Basic EPS

Earnings Per Share (EPS) is the portion of a Companys profit allocated to each share. It serves as an indicator of a Companys profitability. It is calculated by dividing Profit for the year by Weighted average number of shares outstanding during the year.

Debtors Turnover

The above ratio is used to quantify a Companys effectiveness in collecting its receivables or money owed by customers. The ratio shows how well a Company uses and manages the credit it extends to customers and how quickly that short-term debt is collected or is paid. It is calculated by dividing turnover by average trade receivable.

Inventory Turnover

Inventory Turnover is the number of times a Company sells and replaces its inventory during a period. It is calculated by dividing turnover by inventory.

Interest Coverage Ratio

The Interest Coverage Ratio measures how many times a Company can cover its current interest payment with its available earnings. It is calculated by dividing PBIT by finance cost.

Current Ratio

The Current Ratio is a liquidity ratio that measures a Companys ability to pay short-term obligations or those due within one year. It is calculated by dividing the current assets by current liabilities.

Debt Equity Ratio

The ratio is used to evaluate a Companys financial leverage. It is a measure of the degree to which a Company is financing its operations through debt versus wholly owned funds. It is calculated by dividing a Companys total liabilities by its shareholders equity.

Operating Profit Margin (%)

Operating Profit Margin is profitability or performance ratio used to calculate the percentage of profit a Company produces from its operations. It is calculated by dividing the EBIT by turnover.

Net Profit Margin (%)
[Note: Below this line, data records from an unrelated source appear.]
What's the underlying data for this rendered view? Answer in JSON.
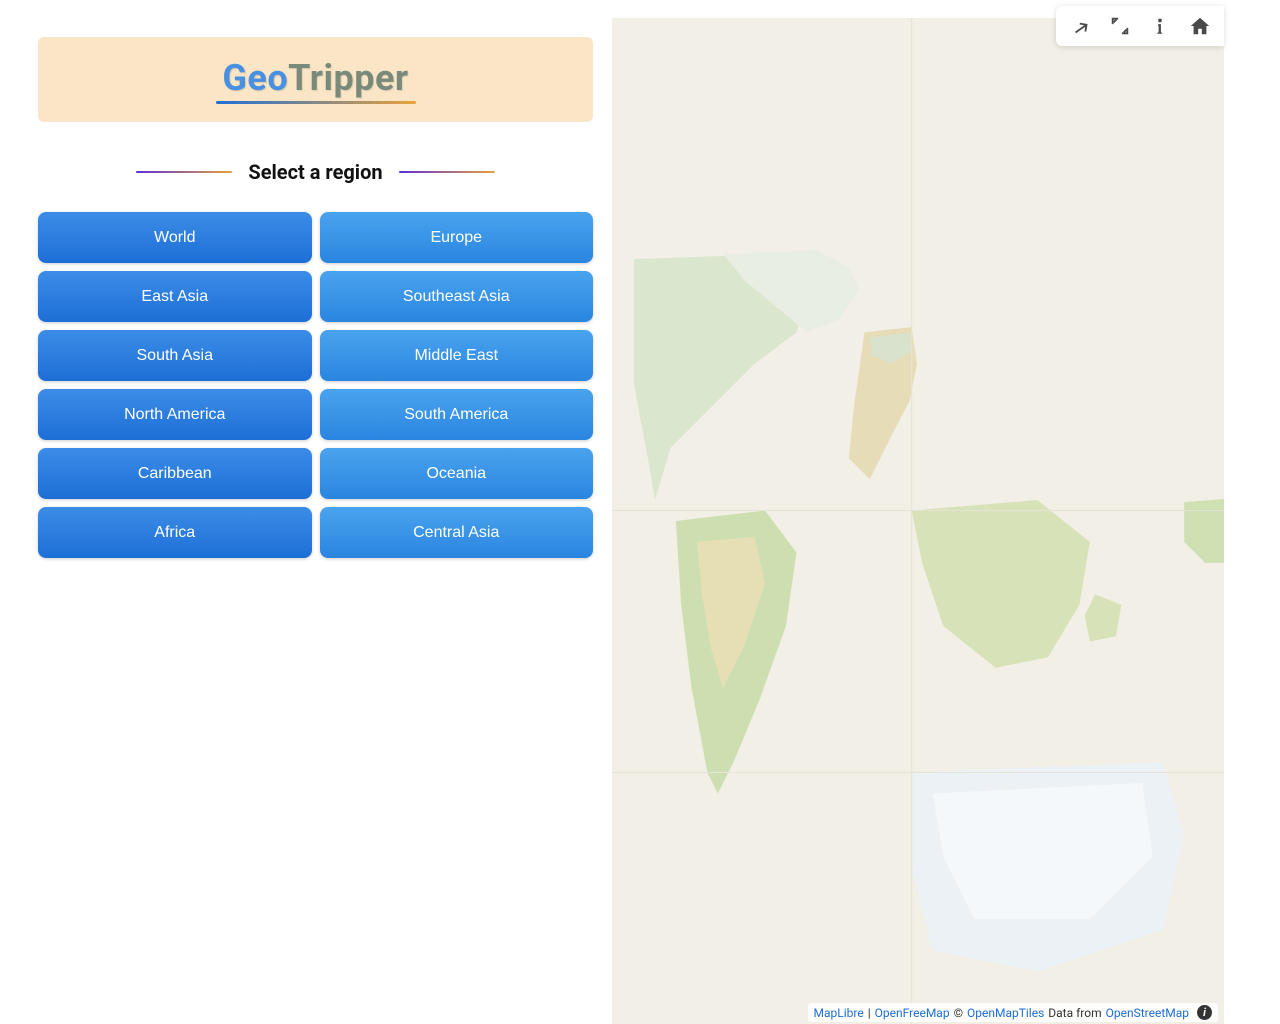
{
  "app": {
    "logo_part1": "Geo",
    "logo_part2": "Tripper"
  },
  "heading": "Select a region",
  "regions": [
    "World",
    "Europe",
    "East Asia",
    "Southeast Asia",
    "South Asia",
    "Middle East",
    "North America",
    "South America",
    "Caribbean",
    "Oceania",
    "Africa",
    "Central Asia"
  ],
  "toolbar": {
    "share": "share-icon",
    "fullscreen": "fullscreen-icon",
    "info": "info-icon",
    "home": "home-icon"
  },
  "attribution": {
    "maplibre": "MapLibre",
    "sep1": "|",
    "openfreemap": "OpenFreeMap",
    "copy": "©",
    "openmaptiles": "OpenMapTiles",
    "data_from": "Data from",
    "osm": "OpenStreetMap",
    "info_glyph": "i"
  }
}
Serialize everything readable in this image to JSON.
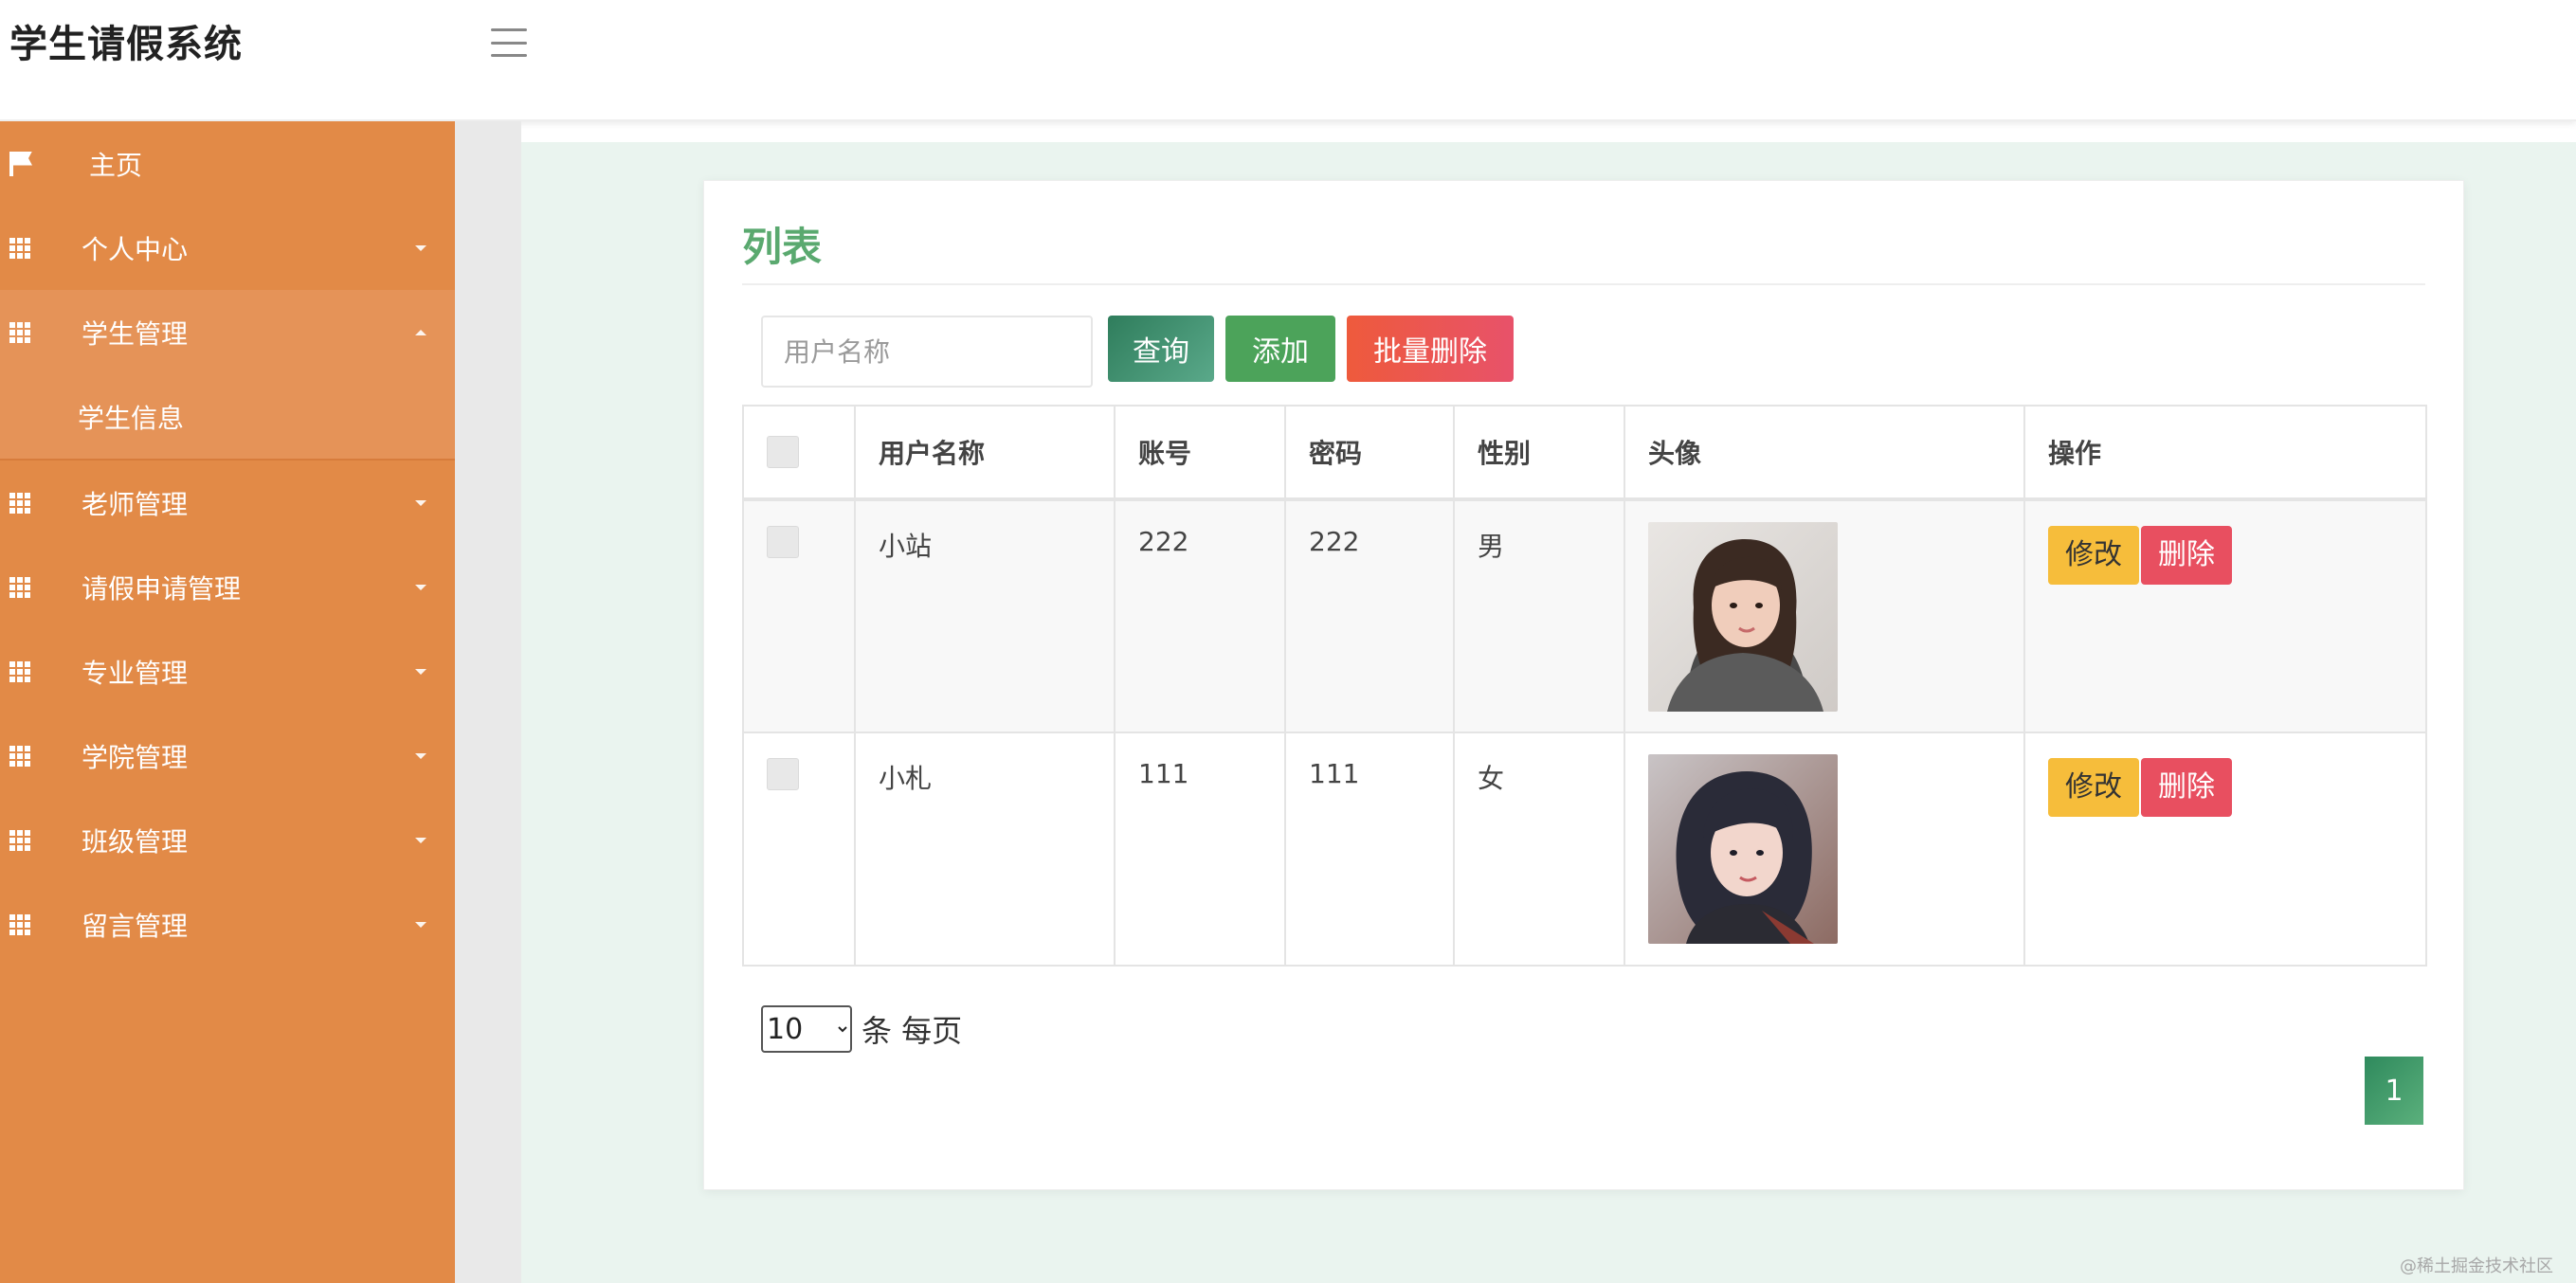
{
  "header": {
    "title": "学生请假系统"
  },
  "sidebar": {
    "items": [
      {
        "label": "主页"
      },
      {
        "label": "个人中心"
      },
      {
        "label": "学生管理",
        "children": [
          {
            "label": "学生信息"
          }
        ]
      },
      {
        "label": "老师管理"
      },
      {
        "label": "请假申请管理"
      },
      {
        "label": "专业管理"
      },
      {
        "label": "学院管理"
      },
      {
        "label": "班级管理"
      },
      {
        "label": "留言管理"
      }
    ]
  },
  "panel": {
    "title": "列表",
    "search": {
      "placeholder": "用户名称"
    },
    "buttons": {
      "query": "查询",
      "add": "添加",
      "batch_delete": "批量删除"
    },
    "table": {
      "columns": [
        "用户名称",
        "账号",
        "密码",
        "性别",
        "头像",
        "操作"
      ],
      "rows": [
        {
          "username": "小站",
          "account": "222",
          "password": "222",
          "gender": "男"
        },
        {
          "username": "小札",
          "account": "111",
          "password": "111",
          "gender": "女"
        }
      ],
      "actions": {
        "edit": "修改",
        "delete": "删除"
      }
    },
    "pagination": {
      "page_size": "10",
      "page_size_label": "条 每页",
      "current_page": "1"
    }
  },
  "watermark": "@稀土掘金技术社区"
}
The net profit margin is equal to how much net income or profit is generated as a percentage of revenue. It is calculated by dividing the profit for the year by turnover.

(i) Human Resources Development and Industrial Relations:

Your Company focuses on developing the most superior workforce so that the organization and individual employees can accomplish their work goals in service to the end users. To improve employee productivity, PMS (Performance Management System) was implemented across the organization.

Your Company has put in place suitable processes and mechanism to ensure that grievances are effectively addressed. Employee Grievance Redressal Committee and the Internal Complaints Committee are intended to facilitate open and structured discussion on work related grievances of employees and Sexual Harassment complaints respectively, to ensure that these are dealt with in a fair and just manner. Our Anti-Sexual Harassment initiatives allow employees to report sexual harassment case at the workplace.

Presently, your Company employs around 450 employees including employees on contact basis. There is Lockout at factory at Khopoli since December, 2013. The industrial relation continues to remain generally cordial at all locations of the Company except its factory at Khopoli.

(j) Cautionary Statement:

The Management Discussion and Analysis describe Companys projections, expectations or predictions and are forward looking statements within the meaning of applicable laws and regulations. Actual results could differ from those expressed or implied. Important factors that could make a difference to the Companys operations include economic conditions affecting demand and supply, price conditions in domestic and international market, change in Government regulations, tax regimes, economic developments and other related and incidental factors.